» **WORK ITEM**: Lines with the word "icon" in them must be copied from the records below.

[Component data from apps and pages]
>>>>>

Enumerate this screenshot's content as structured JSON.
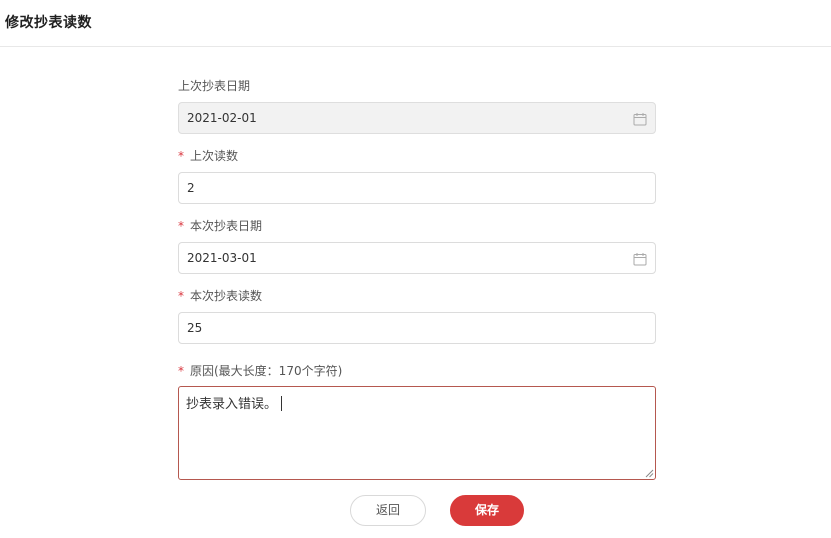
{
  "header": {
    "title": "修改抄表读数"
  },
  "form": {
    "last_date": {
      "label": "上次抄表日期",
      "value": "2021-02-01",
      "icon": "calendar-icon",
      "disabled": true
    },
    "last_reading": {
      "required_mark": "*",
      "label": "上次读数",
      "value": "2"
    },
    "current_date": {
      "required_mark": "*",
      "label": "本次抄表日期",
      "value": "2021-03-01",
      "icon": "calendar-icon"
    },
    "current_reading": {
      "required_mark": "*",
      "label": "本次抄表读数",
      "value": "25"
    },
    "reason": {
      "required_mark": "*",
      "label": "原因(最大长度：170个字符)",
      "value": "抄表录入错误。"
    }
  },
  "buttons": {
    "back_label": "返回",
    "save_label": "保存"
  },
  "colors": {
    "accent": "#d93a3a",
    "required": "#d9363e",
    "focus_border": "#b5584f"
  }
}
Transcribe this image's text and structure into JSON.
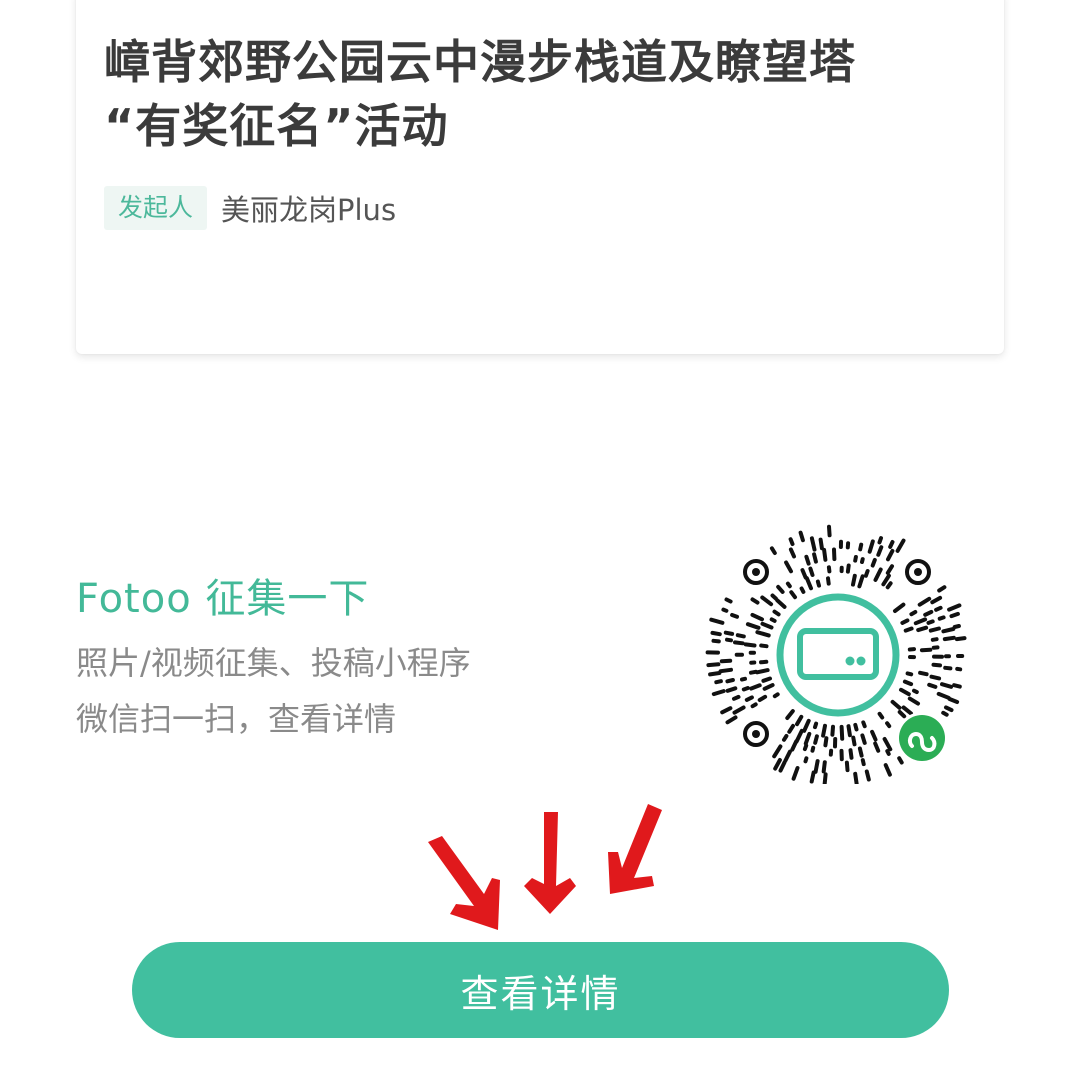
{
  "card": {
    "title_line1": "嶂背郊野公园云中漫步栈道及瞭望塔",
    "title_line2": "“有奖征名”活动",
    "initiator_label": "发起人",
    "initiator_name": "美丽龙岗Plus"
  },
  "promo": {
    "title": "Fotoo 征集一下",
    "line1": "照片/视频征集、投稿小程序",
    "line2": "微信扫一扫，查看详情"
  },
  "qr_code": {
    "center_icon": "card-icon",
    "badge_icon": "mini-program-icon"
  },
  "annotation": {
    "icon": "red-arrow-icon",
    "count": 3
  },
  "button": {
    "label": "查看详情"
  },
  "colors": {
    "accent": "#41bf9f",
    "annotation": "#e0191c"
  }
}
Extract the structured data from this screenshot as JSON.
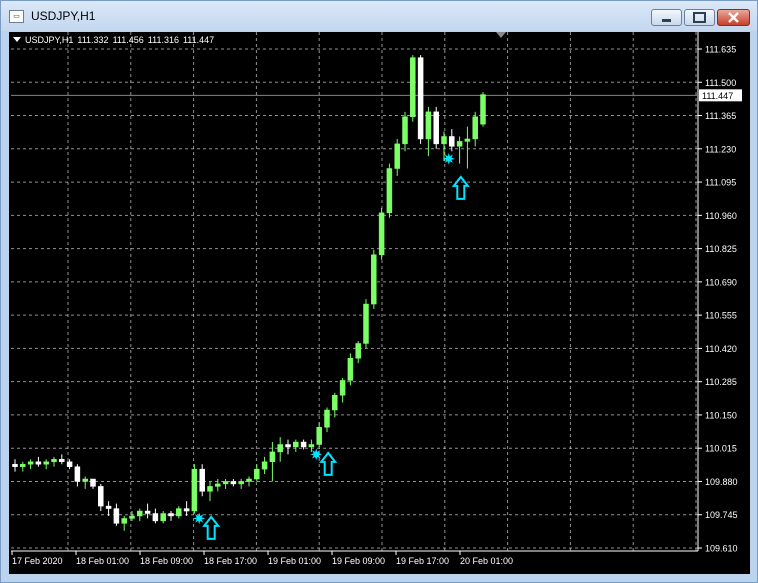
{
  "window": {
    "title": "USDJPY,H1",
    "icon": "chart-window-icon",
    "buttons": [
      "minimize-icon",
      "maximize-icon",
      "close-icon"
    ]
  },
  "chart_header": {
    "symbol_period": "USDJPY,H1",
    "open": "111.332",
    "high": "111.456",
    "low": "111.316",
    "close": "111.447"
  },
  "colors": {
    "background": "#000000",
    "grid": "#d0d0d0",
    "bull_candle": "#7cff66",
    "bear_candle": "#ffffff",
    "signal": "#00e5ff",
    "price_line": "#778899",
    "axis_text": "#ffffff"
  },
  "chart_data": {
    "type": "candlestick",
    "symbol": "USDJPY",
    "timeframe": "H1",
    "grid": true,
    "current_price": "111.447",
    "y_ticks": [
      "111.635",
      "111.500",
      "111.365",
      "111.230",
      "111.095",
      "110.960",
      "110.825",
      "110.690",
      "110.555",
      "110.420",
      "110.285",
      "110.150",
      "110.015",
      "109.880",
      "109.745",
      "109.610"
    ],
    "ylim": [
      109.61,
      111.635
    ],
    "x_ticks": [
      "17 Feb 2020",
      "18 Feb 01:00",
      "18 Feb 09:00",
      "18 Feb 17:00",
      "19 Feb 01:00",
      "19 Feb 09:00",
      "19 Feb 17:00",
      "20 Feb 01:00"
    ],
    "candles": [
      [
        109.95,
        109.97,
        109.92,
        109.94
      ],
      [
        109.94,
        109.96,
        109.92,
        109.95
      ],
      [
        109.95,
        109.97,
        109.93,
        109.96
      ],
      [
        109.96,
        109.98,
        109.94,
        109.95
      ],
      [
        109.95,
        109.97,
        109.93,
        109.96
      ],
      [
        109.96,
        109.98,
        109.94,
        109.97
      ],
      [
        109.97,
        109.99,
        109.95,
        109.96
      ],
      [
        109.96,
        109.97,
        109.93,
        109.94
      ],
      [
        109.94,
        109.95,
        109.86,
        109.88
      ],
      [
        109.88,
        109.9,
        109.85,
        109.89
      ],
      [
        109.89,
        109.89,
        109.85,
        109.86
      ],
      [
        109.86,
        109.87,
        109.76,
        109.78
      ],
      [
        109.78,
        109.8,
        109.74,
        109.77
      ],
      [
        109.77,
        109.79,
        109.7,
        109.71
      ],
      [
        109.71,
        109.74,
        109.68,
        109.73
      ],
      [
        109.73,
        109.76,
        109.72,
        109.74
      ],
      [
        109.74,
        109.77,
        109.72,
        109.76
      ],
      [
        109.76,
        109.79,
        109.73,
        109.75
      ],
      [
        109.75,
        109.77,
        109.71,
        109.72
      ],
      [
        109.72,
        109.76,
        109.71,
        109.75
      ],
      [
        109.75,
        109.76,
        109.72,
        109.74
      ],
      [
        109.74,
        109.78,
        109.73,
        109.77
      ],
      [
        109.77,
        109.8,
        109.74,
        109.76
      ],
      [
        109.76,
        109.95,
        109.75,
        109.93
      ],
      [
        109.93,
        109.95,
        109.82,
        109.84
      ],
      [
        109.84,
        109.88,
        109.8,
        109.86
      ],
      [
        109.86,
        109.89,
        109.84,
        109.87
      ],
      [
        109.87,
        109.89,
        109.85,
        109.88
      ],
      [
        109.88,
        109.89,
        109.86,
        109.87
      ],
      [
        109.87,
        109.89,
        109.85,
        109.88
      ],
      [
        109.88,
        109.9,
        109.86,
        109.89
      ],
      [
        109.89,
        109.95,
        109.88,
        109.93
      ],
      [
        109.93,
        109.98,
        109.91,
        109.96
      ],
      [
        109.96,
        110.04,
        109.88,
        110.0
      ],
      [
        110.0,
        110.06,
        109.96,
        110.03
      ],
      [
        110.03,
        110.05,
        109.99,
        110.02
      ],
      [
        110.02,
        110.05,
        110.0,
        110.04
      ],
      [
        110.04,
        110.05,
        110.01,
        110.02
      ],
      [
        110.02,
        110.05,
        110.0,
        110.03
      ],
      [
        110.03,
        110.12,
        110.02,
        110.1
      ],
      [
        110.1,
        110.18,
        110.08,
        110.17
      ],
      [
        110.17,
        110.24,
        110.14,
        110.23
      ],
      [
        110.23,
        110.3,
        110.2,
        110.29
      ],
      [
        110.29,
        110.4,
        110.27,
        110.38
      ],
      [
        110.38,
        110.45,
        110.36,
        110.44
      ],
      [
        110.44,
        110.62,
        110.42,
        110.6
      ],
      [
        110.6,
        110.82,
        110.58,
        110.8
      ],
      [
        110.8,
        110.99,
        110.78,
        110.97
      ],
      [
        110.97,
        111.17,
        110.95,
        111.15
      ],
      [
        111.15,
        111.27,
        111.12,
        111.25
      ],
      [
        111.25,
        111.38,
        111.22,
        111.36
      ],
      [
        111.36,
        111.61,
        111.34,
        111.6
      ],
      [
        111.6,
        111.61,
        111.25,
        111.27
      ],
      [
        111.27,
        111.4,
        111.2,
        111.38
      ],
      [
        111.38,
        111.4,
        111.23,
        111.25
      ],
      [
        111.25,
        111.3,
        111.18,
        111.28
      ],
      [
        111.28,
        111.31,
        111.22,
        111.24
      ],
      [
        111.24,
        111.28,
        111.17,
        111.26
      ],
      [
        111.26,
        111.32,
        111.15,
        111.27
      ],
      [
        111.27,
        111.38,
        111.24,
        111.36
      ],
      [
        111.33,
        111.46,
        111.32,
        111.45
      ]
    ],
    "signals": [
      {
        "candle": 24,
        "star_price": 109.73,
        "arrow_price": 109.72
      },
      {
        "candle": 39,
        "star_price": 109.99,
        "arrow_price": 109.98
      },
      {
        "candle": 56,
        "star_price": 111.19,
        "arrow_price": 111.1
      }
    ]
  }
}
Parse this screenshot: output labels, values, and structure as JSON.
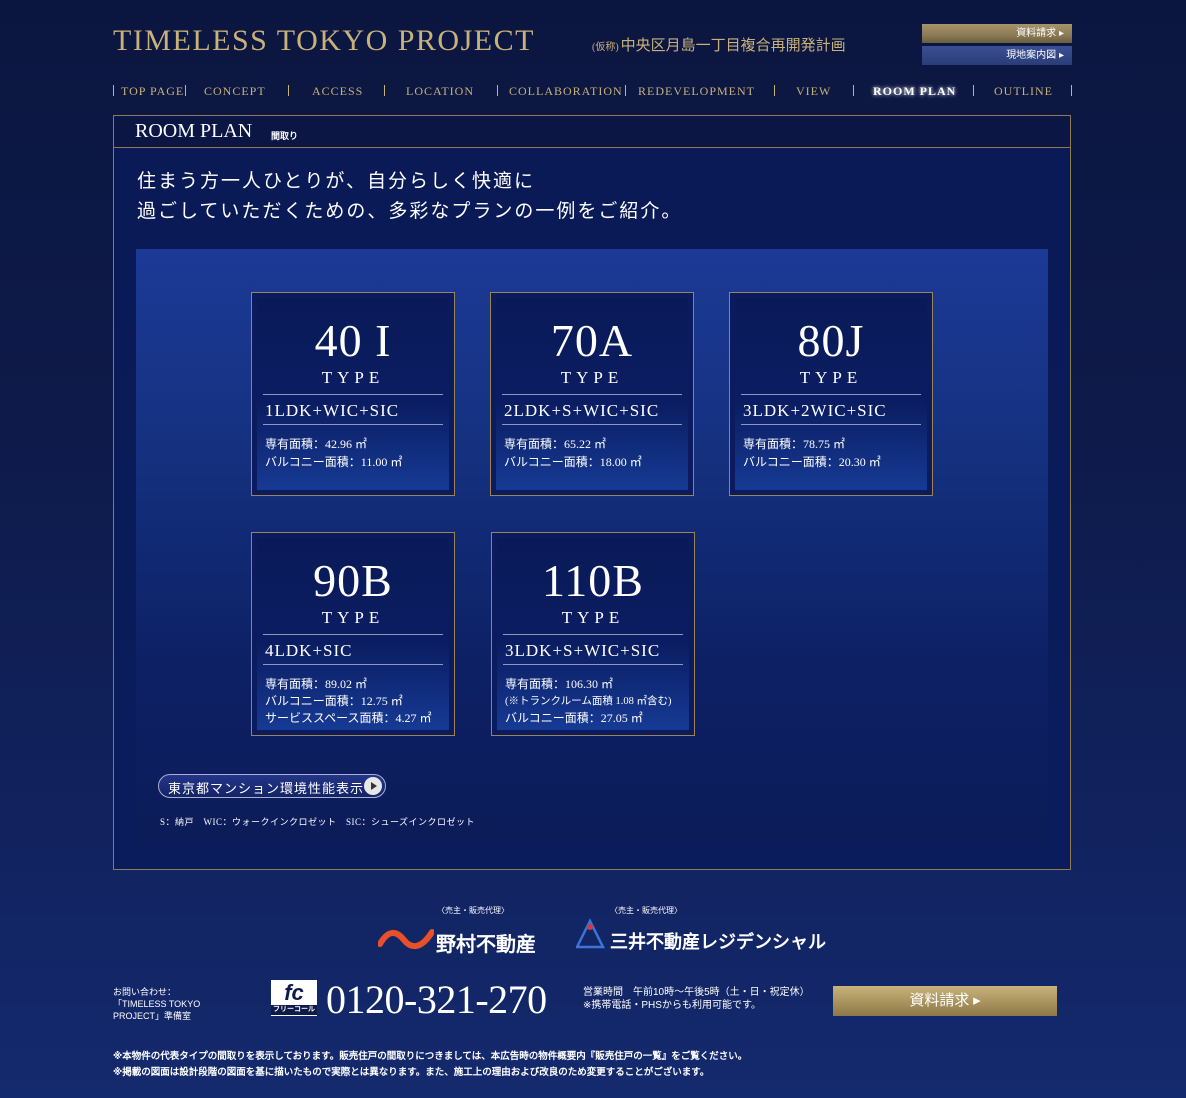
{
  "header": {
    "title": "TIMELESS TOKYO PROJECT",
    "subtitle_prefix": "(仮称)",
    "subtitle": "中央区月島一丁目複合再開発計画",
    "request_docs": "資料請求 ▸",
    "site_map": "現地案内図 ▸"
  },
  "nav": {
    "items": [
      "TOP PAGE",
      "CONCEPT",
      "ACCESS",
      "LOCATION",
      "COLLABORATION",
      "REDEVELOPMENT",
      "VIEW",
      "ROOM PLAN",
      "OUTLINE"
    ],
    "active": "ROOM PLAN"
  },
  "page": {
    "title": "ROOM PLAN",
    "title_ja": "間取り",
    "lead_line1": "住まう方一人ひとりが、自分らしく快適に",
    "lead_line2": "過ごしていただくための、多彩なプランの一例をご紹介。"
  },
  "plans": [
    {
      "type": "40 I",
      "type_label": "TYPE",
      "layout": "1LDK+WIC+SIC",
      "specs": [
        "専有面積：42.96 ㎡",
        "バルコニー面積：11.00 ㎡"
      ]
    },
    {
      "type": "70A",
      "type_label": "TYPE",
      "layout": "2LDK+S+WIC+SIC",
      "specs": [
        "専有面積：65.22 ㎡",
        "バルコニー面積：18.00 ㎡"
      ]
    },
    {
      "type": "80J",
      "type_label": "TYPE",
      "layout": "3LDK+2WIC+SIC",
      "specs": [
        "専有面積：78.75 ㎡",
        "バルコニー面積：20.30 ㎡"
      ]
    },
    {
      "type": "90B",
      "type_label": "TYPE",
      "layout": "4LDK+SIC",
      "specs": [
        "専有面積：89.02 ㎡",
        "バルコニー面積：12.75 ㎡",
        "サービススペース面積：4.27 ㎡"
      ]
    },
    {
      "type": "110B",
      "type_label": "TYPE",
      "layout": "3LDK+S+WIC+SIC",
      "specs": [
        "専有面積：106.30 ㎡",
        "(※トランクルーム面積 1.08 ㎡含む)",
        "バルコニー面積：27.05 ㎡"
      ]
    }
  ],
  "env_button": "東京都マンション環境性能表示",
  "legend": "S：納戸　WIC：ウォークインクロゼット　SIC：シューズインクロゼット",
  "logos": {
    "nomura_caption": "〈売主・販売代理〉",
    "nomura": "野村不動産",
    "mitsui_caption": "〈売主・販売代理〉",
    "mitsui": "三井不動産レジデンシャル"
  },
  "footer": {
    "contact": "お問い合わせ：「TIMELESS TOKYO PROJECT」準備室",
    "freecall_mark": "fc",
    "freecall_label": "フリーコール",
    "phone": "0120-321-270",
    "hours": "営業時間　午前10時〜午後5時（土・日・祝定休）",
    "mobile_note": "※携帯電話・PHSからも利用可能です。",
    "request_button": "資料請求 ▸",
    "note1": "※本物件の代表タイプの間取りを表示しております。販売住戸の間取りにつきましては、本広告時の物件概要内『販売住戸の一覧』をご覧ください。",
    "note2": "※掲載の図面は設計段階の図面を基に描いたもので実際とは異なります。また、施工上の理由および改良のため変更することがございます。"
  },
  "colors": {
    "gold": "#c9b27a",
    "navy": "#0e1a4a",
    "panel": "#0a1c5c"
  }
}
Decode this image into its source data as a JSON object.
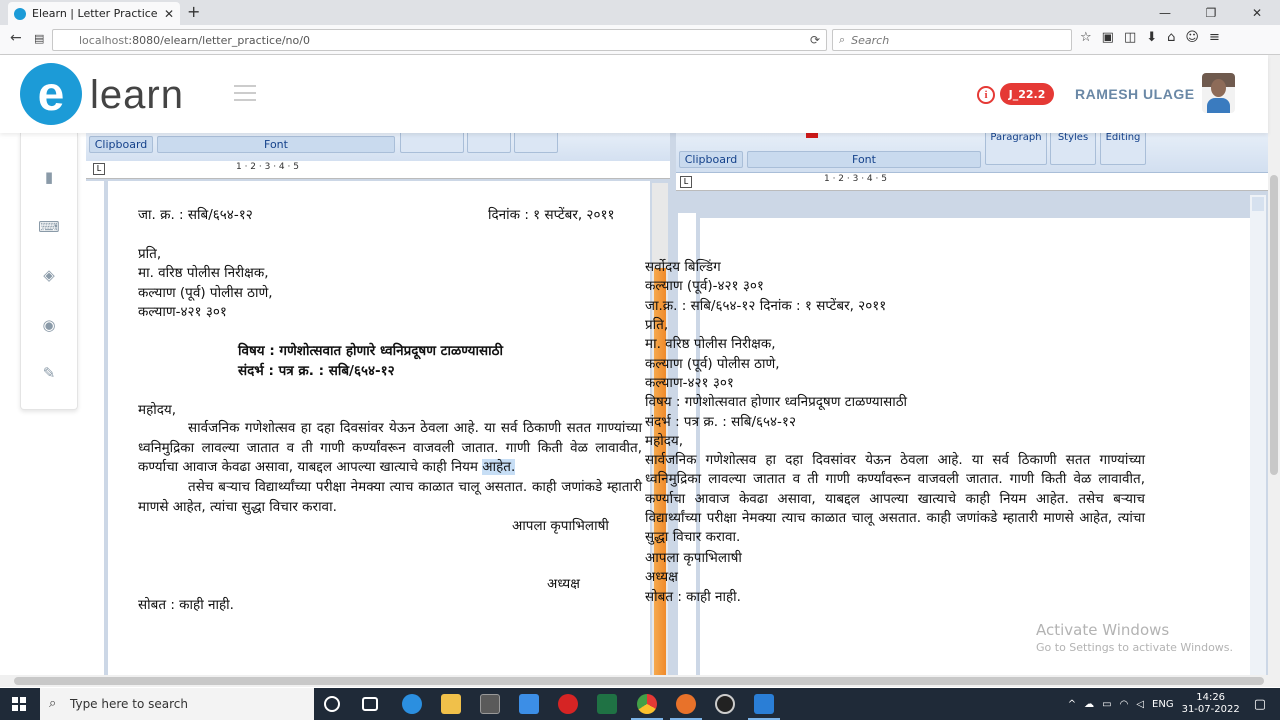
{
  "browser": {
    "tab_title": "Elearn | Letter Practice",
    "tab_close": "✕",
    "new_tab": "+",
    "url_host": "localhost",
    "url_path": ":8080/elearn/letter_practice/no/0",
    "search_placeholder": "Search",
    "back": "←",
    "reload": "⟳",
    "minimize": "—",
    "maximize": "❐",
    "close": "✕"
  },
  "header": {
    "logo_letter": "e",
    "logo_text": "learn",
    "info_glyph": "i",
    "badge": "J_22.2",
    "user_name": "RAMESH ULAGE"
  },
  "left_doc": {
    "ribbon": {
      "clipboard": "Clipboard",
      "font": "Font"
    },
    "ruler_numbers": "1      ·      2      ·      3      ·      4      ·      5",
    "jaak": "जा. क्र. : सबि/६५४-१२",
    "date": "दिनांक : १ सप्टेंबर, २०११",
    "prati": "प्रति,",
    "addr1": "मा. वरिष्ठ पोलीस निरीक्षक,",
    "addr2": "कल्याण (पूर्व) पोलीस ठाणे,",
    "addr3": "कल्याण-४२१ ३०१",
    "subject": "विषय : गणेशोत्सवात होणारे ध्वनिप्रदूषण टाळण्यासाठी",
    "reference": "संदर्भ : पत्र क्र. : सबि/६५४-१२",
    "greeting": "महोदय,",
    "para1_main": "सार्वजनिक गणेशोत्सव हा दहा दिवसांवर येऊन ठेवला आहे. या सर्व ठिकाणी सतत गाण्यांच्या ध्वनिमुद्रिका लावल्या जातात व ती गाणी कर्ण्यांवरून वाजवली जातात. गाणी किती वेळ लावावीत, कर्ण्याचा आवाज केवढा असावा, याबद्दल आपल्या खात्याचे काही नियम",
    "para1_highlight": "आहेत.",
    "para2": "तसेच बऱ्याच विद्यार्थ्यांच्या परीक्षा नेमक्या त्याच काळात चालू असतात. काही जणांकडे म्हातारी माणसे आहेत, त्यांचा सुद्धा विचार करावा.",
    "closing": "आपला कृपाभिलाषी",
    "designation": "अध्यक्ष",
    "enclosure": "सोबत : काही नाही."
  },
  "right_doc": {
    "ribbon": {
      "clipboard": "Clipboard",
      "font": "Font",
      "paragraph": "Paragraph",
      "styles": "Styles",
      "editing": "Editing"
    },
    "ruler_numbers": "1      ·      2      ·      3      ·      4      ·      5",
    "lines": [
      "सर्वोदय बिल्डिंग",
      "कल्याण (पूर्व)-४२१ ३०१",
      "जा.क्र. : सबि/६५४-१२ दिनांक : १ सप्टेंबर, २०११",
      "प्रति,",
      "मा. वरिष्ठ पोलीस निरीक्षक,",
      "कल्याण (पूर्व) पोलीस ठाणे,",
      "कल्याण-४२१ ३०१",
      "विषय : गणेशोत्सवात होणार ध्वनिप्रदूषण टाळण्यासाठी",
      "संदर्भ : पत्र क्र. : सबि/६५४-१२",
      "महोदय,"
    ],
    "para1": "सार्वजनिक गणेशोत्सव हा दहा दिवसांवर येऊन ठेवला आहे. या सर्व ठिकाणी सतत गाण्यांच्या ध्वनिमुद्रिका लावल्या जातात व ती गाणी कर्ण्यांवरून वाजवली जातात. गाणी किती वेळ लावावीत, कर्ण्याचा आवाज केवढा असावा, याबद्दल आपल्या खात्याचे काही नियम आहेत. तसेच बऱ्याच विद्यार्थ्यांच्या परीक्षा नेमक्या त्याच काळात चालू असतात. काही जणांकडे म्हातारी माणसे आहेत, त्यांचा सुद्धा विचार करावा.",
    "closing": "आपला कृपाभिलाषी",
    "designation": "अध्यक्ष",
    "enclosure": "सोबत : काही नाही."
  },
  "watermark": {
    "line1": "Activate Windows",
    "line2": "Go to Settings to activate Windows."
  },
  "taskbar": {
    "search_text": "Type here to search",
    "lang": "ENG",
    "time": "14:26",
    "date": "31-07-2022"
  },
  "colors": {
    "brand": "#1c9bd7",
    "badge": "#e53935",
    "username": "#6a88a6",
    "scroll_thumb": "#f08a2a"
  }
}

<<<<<

» **WRITTEN REPLY**:
      "icon": "calendar-icon",
      "icon": "calendar-icon"
    "center_icon": "card-icon",
    "badge_icon": "mini-program-icon"
    "icon": "red-arrow-icon",
    "icon": "chart-window-icon",
      "minimize-icon",
      "maximize-icon",
      "close-icon"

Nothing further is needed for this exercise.